- [What is being asked]: Check each line of the listing below for the string "Edit", then give only the number of lines where it occurs.

---------- The records

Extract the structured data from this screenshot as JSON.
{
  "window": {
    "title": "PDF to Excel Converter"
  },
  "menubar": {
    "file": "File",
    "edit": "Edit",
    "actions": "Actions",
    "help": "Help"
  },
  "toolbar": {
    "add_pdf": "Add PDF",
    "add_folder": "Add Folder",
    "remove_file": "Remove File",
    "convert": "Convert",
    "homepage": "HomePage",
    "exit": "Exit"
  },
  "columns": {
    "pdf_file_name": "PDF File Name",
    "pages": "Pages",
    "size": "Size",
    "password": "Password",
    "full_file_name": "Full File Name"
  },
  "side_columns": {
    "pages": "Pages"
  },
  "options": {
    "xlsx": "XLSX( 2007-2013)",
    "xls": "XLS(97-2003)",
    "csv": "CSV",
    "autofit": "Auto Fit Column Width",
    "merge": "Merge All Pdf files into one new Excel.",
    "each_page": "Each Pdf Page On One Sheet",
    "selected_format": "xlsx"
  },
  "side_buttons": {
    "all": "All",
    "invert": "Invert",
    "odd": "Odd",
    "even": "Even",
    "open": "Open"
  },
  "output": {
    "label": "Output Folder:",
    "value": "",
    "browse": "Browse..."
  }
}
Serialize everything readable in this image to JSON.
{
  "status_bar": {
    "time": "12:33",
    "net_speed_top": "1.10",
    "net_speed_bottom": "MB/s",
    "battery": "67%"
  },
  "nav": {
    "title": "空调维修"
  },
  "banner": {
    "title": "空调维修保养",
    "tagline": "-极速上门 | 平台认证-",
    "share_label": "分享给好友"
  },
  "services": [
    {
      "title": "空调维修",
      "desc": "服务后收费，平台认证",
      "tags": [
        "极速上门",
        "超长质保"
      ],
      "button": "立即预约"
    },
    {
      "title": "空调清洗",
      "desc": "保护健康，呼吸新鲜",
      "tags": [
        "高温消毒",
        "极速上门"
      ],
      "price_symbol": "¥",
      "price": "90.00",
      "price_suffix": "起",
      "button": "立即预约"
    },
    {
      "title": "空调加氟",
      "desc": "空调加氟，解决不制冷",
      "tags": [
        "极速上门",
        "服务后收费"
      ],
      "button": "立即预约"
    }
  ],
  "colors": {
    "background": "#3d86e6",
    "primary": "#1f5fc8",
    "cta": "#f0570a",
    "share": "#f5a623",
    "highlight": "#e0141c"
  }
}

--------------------
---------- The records

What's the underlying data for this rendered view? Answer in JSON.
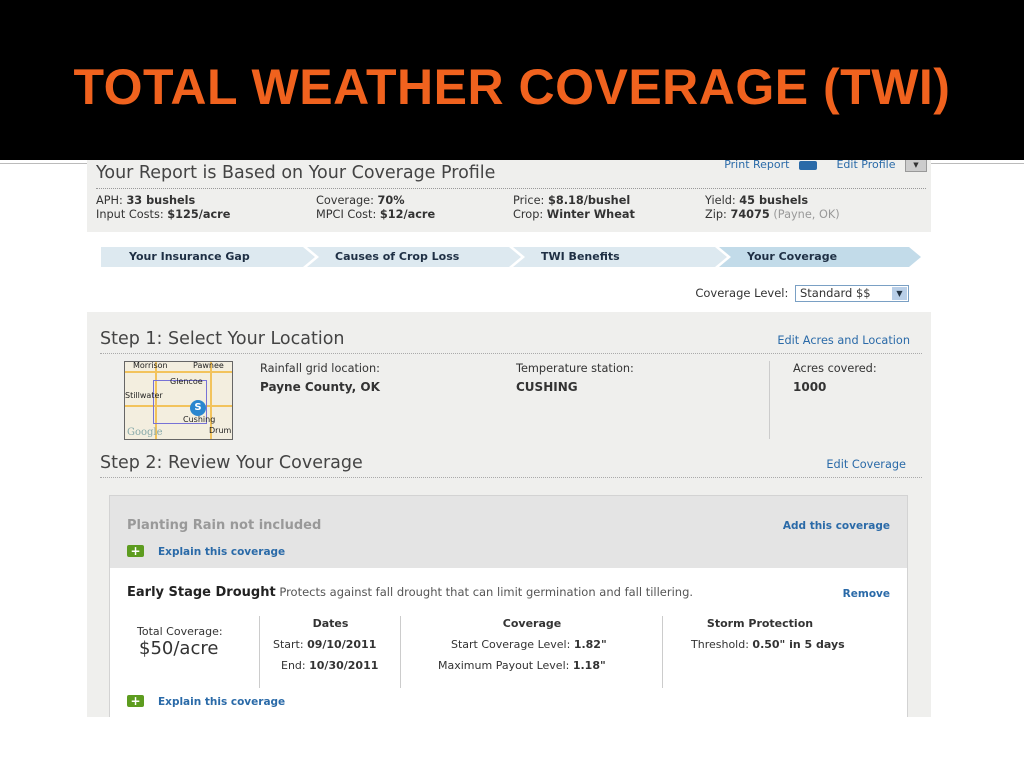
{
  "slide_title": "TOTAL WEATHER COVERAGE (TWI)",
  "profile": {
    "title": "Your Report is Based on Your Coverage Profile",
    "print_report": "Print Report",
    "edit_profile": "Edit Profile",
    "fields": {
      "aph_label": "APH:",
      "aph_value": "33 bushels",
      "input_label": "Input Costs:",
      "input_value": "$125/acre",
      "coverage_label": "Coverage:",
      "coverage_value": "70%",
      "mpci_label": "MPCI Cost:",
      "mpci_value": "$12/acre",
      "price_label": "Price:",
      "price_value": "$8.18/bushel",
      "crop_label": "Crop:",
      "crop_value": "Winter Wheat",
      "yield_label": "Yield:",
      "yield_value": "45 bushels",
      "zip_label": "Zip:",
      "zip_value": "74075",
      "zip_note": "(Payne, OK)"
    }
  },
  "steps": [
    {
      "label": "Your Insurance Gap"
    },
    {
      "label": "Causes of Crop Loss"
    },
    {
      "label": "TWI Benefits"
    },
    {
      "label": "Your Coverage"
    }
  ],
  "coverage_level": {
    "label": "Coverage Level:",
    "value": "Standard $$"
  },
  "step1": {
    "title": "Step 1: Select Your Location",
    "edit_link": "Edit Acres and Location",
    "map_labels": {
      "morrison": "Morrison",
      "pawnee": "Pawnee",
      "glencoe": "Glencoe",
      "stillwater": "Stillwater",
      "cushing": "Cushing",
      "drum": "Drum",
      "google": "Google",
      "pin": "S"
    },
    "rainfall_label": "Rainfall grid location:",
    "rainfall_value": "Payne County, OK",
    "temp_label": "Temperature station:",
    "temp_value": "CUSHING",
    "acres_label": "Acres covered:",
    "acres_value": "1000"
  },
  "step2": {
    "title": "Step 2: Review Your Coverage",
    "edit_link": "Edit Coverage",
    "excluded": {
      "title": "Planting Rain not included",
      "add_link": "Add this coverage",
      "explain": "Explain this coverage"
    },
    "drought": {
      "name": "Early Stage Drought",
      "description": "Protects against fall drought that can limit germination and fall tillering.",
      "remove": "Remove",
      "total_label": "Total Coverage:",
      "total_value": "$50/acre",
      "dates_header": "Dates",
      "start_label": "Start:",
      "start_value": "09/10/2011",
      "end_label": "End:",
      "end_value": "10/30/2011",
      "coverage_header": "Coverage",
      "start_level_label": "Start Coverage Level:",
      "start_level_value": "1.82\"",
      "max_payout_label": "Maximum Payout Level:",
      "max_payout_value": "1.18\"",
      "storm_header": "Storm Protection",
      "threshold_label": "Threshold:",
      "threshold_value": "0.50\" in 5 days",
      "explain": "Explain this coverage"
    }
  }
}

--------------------

- [Task result]: 4